* [Required action] Throughout the records below, find each line holding "count" and copy it.

++++ Listed entries ++++

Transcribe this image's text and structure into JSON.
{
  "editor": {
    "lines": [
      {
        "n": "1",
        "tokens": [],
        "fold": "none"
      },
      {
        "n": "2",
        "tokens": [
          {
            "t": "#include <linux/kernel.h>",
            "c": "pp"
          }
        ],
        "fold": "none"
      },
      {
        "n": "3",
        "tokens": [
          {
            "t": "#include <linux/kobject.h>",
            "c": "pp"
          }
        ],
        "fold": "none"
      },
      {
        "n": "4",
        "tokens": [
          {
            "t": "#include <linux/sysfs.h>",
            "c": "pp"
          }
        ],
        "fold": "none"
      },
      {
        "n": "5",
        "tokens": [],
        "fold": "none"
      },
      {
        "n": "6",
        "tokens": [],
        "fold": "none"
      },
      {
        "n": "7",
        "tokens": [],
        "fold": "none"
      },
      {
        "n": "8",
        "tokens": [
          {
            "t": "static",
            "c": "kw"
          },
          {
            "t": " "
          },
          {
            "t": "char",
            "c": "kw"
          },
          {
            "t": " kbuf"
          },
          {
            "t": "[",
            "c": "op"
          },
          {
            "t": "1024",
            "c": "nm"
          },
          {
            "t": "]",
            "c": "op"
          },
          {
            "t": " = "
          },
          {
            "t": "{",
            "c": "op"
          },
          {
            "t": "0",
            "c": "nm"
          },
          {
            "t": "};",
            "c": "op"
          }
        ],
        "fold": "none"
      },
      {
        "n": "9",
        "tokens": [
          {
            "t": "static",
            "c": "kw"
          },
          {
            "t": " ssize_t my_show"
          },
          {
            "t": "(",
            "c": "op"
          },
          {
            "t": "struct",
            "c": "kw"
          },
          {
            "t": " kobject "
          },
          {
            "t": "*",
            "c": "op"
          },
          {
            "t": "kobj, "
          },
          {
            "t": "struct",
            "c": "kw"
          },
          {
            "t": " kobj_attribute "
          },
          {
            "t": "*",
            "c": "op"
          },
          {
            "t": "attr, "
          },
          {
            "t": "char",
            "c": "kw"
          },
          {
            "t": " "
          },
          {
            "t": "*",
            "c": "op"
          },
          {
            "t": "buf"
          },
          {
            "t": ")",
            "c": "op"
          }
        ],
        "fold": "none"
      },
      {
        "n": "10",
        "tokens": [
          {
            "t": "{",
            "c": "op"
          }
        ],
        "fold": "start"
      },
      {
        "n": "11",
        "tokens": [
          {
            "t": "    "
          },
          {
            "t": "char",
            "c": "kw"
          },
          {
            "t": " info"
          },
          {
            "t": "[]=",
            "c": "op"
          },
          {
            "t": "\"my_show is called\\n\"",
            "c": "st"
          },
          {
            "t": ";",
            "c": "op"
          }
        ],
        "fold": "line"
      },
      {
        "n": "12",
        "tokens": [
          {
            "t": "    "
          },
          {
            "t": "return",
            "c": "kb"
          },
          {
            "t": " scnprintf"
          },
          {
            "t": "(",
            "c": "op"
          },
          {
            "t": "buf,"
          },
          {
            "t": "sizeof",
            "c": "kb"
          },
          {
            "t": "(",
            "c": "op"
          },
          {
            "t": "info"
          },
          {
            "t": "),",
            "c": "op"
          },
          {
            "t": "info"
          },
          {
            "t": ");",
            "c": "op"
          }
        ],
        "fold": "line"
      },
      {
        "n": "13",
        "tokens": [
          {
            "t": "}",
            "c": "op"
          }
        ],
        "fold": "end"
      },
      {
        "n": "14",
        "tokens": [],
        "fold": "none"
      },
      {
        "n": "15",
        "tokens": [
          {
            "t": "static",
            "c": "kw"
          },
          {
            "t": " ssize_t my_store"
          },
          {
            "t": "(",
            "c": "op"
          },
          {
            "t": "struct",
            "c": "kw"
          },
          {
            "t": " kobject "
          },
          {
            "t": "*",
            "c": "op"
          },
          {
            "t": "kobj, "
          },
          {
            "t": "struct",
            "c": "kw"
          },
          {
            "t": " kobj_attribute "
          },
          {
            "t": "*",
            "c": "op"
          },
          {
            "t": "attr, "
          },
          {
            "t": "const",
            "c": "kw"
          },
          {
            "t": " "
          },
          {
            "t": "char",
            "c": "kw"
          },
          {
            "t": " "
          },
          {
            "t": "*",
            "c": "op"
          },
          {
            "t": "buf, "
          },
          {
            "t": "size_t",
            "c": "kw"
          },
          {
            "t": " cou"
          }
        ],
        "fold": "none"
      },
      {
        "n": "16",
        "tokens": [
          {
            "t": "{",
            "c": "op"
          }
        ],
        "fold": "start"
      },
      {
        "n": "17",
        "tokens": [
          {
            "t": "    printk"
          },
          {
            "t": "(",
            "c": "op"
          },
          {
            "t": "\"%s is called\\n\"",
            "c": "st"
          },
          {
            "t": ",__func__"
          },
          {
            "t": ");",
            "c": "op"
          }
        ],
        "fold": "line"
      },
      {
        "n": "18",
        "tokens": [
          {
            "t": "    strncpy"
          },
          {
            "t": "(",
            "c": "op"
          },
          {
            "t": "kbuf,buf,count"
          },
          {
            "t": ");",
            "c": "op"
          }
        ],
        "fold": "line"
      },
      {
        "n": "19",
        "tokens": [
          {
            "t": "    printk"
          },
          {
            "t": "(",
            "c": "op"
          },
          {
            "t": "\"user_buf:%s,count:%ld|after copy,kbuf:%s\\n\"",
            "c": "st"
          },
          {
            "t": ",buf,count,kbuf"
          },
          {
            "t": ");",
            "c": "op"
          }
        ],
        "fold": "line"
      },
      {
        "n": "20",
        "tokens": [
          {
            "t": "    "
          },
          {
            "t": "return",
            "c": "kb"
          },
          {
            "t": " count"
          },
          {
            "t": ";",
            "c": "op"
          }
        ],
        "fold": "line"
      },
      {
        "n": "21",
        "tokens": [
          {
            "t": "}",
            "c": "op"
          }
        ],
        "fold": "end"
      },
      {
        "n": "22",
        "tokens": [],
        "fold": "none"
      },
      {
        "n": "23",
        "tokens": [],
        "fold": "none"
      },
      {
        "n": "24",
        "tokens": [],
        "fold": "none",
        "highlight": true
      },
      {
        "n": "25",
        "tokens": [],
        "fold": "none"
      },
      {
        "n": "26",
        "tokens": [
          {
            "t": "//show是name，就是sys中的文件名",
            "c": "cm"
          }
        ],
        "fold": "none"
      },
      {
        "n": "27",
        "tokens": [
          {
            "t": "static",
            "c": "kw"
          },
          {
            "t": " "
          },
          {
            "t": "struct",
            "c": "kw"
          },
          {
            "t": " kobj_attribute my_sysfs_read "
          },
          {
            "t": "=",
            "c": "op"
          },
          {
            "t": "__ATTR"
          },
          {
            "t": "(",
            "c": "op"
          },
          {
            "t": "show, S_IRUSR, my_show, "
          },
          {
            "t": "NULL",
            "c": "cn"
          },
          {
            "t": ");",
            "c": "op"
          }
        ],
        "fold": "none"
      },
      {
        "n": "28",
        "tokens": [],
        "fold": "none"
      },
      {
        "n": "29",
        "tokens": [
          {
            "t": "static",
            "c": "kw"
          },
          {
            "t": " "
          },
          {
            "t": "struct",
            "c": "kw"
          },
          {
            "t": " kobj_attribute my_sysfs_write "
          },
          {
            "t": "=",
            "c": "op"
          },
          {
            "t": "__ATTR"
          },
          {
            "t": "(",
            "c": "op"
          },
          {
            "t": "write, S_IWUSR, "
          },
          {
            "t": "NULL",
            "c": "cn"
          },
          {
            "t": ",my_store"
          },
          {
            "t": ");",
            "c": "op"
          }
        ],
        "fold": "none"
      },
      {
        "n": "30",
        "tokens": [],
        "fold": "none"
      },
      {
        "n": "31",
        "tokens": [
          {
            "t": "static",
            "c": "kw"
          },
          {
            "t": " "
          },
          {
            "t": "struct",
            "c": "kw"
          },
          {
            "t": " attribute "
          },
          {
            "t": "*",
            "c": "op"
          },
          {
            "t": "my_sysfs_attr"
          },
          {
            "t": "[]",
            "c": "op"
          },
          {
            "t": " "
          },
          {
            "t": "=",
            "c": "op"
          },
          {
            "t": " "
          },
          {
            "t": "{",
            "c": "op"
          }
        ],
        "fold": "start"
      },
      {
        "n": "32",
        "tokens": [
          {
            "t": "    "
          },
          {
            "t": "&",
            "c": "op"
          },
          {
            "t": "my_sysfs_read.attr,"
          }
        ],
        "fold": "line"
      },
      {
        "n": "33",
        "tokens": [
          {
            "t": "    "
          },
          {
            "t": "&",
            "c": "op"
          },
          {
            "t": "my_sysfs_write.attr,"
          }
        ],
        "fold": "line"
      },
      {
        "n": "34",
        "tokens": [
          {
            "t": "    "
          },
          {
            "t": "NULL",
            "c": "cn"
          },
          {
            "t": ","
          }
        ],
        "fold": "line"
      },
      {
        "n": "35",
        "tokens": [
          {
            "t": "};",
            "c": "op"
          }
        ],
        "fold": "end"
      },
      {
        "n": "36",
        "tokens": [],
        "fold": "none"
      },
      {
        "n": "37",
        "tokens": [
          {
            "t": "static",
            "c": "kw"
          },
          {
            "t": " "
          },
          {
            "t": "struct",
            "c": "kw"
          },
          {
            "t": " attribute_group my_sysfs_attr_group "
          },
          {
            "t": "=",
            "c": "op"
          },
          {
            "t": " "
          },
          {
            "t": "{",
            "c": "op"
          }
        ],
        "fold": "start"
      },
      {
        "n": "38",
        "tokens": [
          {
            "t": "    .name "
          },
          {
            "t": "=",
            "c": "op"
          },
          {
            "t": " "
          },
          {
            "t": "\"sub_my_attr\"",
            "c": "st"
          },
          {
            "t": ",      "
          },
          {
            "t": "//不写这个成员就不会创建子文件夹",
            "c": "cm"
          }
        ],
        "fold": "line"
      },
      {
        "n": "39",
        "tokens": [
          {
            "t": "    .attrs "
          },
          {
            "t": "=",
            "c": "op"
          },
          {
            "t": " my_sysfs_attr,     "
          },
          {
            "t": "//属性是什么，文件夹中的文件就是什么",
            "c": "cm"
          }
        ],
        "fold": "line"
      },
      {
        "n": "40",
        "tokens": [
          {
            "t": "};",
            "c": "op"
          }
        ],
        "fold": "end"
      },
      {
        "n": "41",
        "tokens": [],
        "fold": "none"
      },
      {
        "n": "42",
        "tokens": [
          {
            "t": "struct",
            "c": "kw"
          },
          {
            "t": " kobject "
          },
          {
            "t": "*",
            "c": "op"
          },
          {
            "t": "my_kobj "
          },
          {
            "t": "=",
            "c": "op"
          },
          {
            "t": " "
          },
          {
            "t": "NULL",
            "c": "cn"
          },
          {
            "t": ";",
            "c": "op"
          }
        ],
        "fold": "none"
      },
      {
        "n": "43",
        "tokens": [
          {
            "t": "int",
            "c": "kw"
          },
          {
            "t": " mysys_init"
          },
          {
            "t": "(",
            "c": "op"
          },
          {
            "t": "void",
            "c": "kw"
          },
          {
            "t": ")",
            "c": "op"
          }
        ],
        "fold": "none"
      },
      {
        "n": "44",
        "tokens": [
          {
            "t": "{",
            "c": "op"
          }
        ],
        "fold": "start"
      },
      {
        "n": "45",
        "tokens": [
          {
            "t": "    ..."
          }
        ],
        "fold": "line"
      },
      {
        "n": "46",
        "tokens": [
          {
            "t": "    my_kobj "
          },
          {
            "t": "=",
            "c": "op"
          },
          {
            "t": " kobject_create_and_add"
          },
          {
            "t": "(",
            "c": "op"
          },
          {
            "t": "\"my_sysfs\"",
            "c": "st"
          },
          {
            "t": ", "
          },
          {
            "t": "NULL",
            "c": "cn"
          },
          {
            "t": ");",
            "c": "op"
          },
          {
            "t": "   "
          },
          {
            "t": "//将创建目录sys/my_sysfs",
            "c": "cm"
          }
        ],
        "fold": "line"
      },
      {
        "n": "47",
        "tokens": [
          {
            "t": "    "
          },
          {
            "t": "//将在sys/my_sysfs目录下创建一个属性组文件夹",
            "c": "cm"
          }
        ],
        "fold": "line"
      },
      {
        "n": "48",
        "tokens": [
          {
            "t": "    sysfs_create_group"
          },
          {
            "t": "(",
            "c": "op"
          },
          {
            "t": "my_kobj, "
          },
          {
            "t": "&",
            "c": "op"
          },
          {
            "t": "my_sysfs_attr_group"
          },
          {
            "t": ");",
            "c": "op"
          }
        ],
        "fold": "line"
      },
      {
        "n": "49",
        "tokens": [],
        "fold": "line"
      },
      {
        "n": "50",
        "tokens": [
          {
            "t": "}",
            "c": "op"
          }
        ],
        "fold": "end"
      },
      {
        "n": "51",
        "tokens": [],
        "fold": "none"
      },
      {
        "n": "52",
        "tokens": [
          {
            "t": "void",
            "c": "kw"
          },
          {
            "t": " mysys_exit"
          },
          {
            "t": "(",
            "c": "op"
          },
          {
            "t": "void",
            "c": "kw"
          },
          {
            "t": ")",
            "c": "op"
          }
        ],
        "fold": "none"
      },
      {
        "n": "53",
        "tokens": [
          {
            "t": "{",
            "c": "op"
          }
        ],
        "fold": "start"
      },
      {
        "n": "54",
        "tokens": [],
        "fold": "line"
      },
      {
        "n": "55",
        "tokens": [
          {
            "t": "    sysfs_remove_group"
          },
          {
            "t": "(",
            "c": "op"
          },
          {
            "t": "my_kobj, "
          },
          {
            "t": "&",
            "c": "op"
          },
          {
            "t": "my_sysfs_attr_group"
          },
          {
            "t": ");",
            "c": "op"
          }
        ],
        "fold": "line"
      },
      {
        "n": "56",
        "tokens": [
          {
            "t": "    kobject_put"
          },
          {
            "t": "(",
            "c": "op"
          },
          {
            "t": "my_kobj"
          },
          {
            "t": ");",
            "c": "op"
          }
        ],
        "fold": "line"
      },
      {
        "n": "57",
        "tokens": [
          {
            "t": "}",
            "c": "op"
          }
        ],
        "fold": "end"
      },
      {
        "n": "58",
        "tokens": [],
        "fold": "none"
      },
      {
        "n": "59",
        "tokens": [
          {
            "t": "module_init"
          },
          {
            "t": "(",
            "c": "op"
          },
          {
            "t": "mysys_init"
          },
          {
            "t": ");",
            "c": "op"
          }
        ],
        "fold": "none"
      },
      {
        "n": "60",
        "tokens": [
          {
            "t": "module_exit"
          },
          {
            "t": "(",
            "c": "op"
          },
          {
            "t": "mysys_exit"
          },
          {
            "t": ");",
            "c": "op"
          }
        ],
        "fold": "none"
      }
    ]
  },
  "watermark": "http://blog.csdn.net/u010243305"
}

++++

* [Answer to the exercise]
            "t": "kbuf,buf,count"
            "t": "\"user_buf:%s,count:%ld|after copy,kbuf:%s\\n\"",
            "t": ",buf,count,kbuf"
            "t": " count"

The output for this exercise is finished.